Aim of the exercise: Print all the records below, word for word and in full.

Information shown:
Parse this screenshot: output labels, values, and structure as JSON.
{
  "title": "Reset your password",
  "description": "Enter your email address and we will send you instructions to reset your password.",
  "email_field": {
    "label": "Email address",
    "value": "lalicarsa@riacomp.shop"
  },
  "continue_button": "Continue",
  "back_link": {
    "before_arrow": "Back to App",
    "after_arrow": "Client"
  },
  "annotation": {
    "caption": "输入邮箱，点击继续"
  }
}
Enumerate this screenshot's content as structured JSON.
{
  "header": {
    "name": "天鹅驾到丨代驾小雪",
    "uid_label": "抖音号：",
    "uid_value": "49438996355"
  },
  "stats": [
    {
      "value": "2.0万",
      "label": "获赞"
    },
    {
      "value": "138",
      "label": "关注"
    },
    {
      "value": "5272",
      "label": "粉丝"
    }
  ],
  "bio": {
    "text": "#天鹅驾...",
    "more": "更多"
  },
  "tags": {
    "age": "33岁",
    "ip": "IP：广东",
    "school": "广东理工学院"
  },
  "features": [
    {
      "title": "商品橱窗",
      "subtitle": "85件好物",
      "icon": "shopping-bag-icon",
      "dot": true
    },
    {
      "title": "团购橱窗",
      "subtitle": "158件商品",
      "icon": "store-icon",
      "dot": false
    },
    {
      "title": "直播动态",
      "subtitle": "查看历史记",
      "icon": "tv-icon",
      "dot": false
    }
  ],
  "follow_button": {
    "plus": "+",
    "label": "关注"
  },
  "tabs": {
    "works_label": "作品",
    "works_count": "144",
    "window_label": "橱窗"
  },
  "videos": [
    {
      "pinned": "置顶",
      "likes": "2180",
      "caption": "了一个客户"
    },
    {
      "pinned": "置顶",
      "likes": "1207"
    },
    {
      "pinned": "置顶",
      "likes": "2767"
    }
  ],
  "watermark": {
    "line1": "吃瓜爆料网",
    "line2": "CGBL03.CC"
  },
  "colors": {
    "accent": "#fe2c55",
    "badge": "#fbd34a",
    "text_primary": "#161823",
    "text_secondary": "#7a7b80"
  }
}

Problem solution:
Parse this screenshot: output labels, values, and structure as JSON.
{
  "title": "Reset your password",
  "description": "Enter your email address and we will send you instructions to reset your password.",
  "email_field": {
    "label": "Email address",
    "value": "lalicarsa@riacomp.shop"
  },
  "continue_button": "Continue",
  "back_link": {
    "before_arrow": "Back to App",
    "after_arrow": "Client"
  },
  "annotation": {
    "caption": "输入邮箱，点击继续"
  }
}
Enumerate this screenshot's content as structured JSON.
{
  "header": {
    "name": "天鹅驾到丨代驾小雪",
    "uid_label": "抖音号：",
    "uid_value": "49438996355"
  },
  "stats": [
    {
      "value": "2.0万",
      "label": "获赞"
    },
    {
      "value": "138",
      "label": "关注"
    },
    {
      "value": "5272",
      "label": "粉丝"
    }
  ],
  "bio": {
    "text": "#天鹅驾...",
    "more": "更多"
  },
  "tags": {
    "age": "33岁",
    "ip": "IP：广东",
    "school": "广东理工学院"
  },
  "features": [
    {
      "title": "商品橱窗",
      "subtitle": "85件好物",
      "icon": "shopping-bag-icon",
      "dot": true
    },
    {
      "title": "团购橱窗",
      "subtitle": "158件商品",
      "icon": "store-icon",
      "dot": false
    },
    {
      "title": "直播动态",
      "subtitle": "查看历史记",
      "icon": "tv-icon",
      "dot": false
    }
  ],
  "follow_button": {
    "plus": "+",
    "label": "关注"
  },
  "tabs": {
    "works_label": "作品",
    "works_count": "144",
    "window_label": "橱窗"
  },
  "videos": [
    {
      "pinned": "置顶",
      "likes": "2180",
      "caption": "了一个客户"
    },
    {
      "pinned": "置顶",
      "likes": "1207"
    },
    {
      "pinned": "置顶",
      "likes": "2767"
    }
  ],
  "watermark": {
    "line1": "吃瓜爆料网",
    "line2": "CGBL03.CC"
  },
  "colors": {
    "accent": "#fe2c55",
    "badge": "#fbd34a",
    "text_primary": "#161823",
    "text_secondary": "#7a7b80"
  }
}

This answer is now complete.